The surfer and the surfboard are balanced on the water surface when the force of gravity acting downwards upon the surfer is precisely equal to the hydrostatic effect, or buoyancy, directed upwards. The center of mass of the board is its balance point; when the surfer moves towards the front or the rear of the board, the board will become oriented accordingly, with the nose or back moved upwards or down to reflect to shift in position by the surfer. A surfer executes a turn on the board by shifting body position to the rear of the board, a movement that creates torque (twisting effect in the motion of the board). The forces of gravity and buoyancy are now directly under the surfer, permitting the turn to be executed. When the surfer pushes downwards on the board, the force of the push is greater than the force of gravity, causing the turn to occur more quickly.

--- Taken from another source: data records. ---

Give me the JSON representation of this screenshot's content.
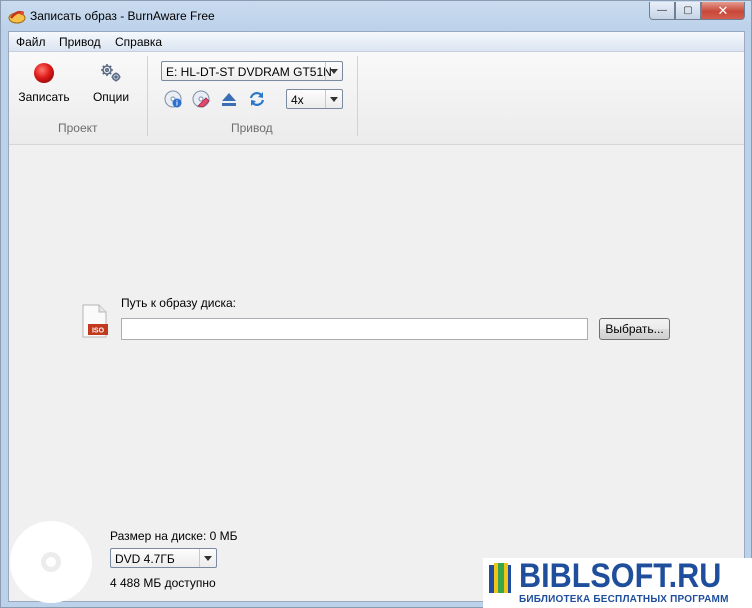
{
  "window": {
    "title": "Записать образ - BurnAware Free",
    "controls": {
      "minimize": "—",
      "maximize": "▢",
      "close": "✕"
    }
  },
  "menu": [
    "Файл",
    "Привод",
    "Справка"
  ],
  "ribbon": {
    "project": {
      "burn_label": "Записать",
      "burn_icon": "record-icon",
      "options_label": "Опции",
      "options_icon": "gears-icon",
      "group_label": "Проект"
    },
    "drive": {
      "selected_drive": "E: HL-DT-ST DVDRAM GT51N",
      "speed": "4x",
      "group_label": "Привод",
      "icons": [
        "disc-info-icon",
        "erase-disc-icon",
        "eject-icon",
        "refresh-icon"
      ]
    }
  },
  "main": {
    "path_label": "Путь к образу диска:",
    "path_value": "",
    "browse_label": "Выбрать...",
    "file_icon_text": "ISO"
  },
  "status": {
    "size_label": "Размер на диске: 0 МБ",
    "disc_type": "DVD 4.7ГБ",
    "available": "4 488 МБ доступно"
  },
  "watermark": {
    "title": "BIBLSOFT.RU",
    "subtitle": "БИБЛИОТЕКА БЕСПЛАТНЫХ ПРОГРАММ"
  },
  "colors": {
    "accent": "#1f4e9c",
    "record": "#d91f1f",
    "close_button": "#c8483a"
  }
}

As the surfer moves through the water on the board, the surfer maintains a low, bent leg position, to maximize balance on the board and to respond to any forces directed against the board with subtle changes of position.

A shorter surfboard provides the surfer with greater maneuverability, as the shorter the board, the shorter the axis upon which the surfer is required to turn. A longer surf board possesses an inherently greater moment of inertia, the time period within which an object resists the forces directing it to turn. Conversely, a longer surfboard will tend to travel faster across the surface of the water, due to the relationship between drag and the volume of water displaced by the board. The fins attached to the rear of the surfboard, known as the "skeg" act in a similar fashion to that of a keel on a sail boat, as the fins extending downwards into the water aid in preventing the surfboard from being pushed too far sideways by the force of the moving water.

The International Surfing Association (ISA) is the world governing body of surfing; surfing is also a member of the International Olympic Committee, although surfing is not an Olympic sport. There are also various professional surfing events held in various parts of the world on an annual basis sanctioned by the ISA. Competitive surfing is a subjectively judged and the variability of wave height and speed may impact upon the competitive result.

SEE ALSO Sailing; Sailing physics; Windsurfing.